There is a very interesting and informative event recorded in the eighteenth chapter of the book of First Kings.  The children of Israel had gotten involved with idolatry.  They were “limping” back and forth from Baal to Jehovah.  Elijah, God’s prophet, had all of the prophets of Baal gathered together with all the people on Mount Carmel.  He asked, “How long halt ye between two opinions? If the Lord be God, follow him: but if Baal, then follow him” (I Kings 18:21).  He then proposed that famous contest on Mount Carmel to show the people that there was but one true God and that God was Jehovah.  After God answered Elijah’s prayer and “consumed the burnt sacrifice, and the wood, and the stones, and the dust, and licked up the water that was in the trench” (v. 38), Elijah commanded that the prophets of Baal not be permitted to escape.  He slew the prophets at the brook Kishon (v. 40).

Another great prophet was Jeremiah.  He suffered a great deal because of his speaking God’s word.  At one point he said, “I will not make mention of him, nor speak any more in His name.” But Jeremiah could not keep from speaking God’s word.  He stated, “But His word was in mine heart as a burning fire shut up in my bones, and I was weary with forbearing, and I could not stay” (Jer. 20:9). Read the book of Jeremiah and observe all of the strong sayings of Jeremiah against the people as he rebuked them of their sins and warned them to return to Jehovah.  Jeremiah was beaten, starved, and even cast into a pit in their attempts to stop him from teaching God’s word.  But, Jeremiah preached on.  What a wonderful man and great prophet!

In the New Testament we read about another great preacher.  We are informed, in those days came John the Baptist, preaching in the wilderness of Judea, and saying, Repent ye, for the kingdom of heaven is at hand” (Matt. 3:1-2).  Jesus declared of John that he was neither “a reed shaken with the wind” nor “a man clothed in soft raiment.” But he was a prophet, “and more than a prophet” (Matt. 11:7-10).  His high estimation of John is given in Matthew 11:11.  He said, “Verily I say unto you, among them that are born of women there hath not risen a greater than John the Baptist.” John did not compromise.  He preached what was needed on each occasion.  When given the opportunity to preach to Herod the tetrarch, who had taken his brother Philip’s wife, John said, “It is not lawful for thee to have her” (Matt. 14:1-4).  Because of his uncompromising position and because he spoke the truth, John was murdered and his head delivered to Herodias (Herod’s wife) on a charger.

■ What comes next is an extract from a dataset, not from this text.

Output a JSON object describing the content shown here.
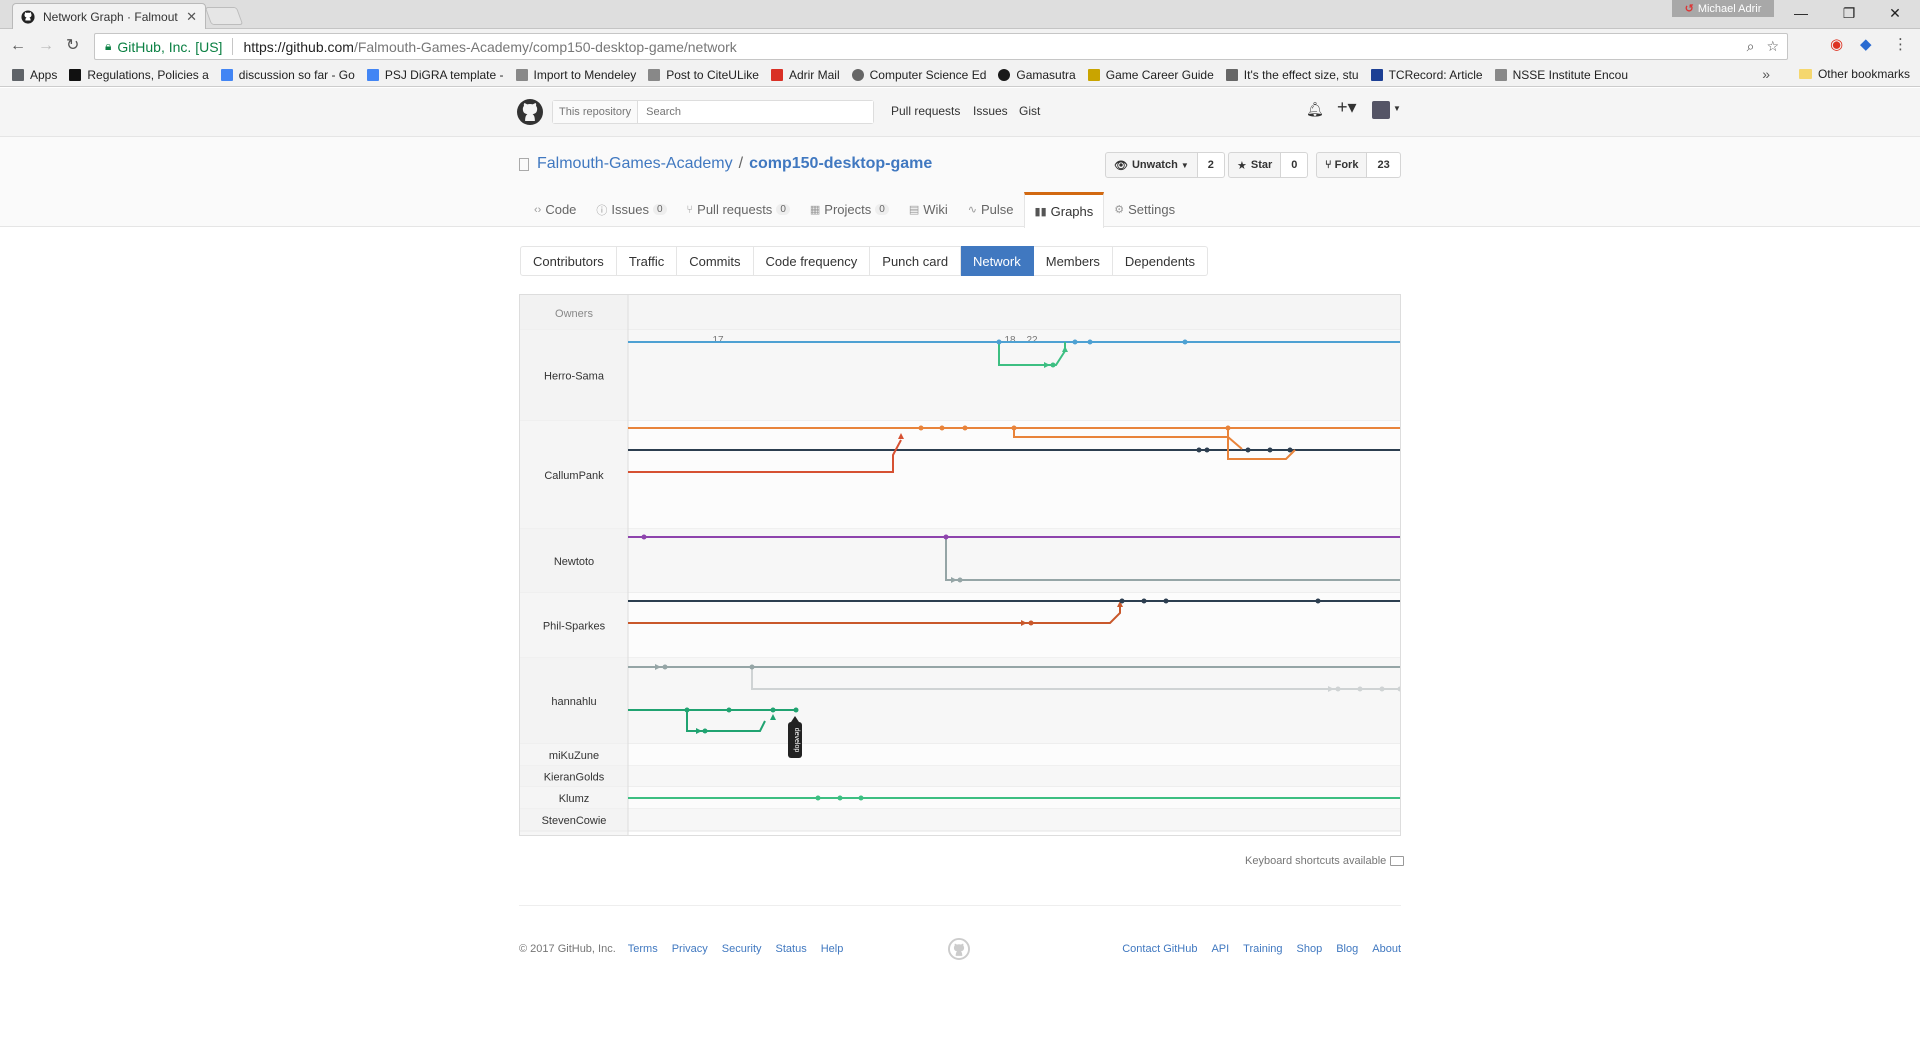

Then there was Stephen.  When given the opportunity to preach, Stephen preached a mighty sermon in which he reminded the Jews of much of their history.  His sermon reached its climax when he said, “Ye stiffnecked and uncircumcised in heart and ears, ye do always resist the Holy Ghost: as your fathers did, so do ye.  Which of the prophets have not your fathers persecuted?  And they have slain them which showed before of the coming of the Just One; of whom ye have been now the betrayers and murderers: Who have received the law by the disposition of angels and have not kept it” (Acts 7:51-53).  They cast him out of the city and stoned him for telling them the truth.

Then there was Paul.  He taught that men are to “Preach the word; be instant in season, out of season; reprove, rebuke, exhort with all longsuffering and doctrine” (II Tim. 4:2).  Paul “kept back nothing that was profitable unto you” (Acts 20:20) He never “shunned to declare all the counsel of God” (Acts 20:27).  Because of his strong desire to follow these rules in his preaching, he “was pure from the blood of all men” (Acts 20:26).  One such example is recorded in Galatians 2:14. “But when I saw that they walked not uprightly according to the truth of the gospel, I said unto Peter before them all, “If thou, being a Jew, livest after the manner of Gentiles, and not as do the Jews, why compellest thou the Gentiles to live as do the Jews?” Paul stated that, “I withstood him (Peter) to the face, because he was to be blamed” (Gal. 2:11).

What has happened to the preaching of our day?  Where are the Elijahs and the Jeremiahs?  How long since you heard a preacher with the courage and conviction of John the Baptist, or Stephen?  How many preachers, like Paul, are willing to declare ALL the counsel of God without fear or favor?  Instead of following in the footsteps of these great men and others like them, we see men who are trained in “double-talk”, are more interested (or so it seems) in winning friends and getting paid than they are in pleasing God and declaring the saving gospel.  Shame on all preachers who refuse to preach on subjects that are needed and who seek to be popular with men instead of pleasing God.

Every elder, deacon and member of the Lord’s church should be demanding that all preachers preach like these great men.  The church will grow ONLY when the gospel is preached plainly.

– Paul Wilmoth January 18, 1944  –  April 5, 2021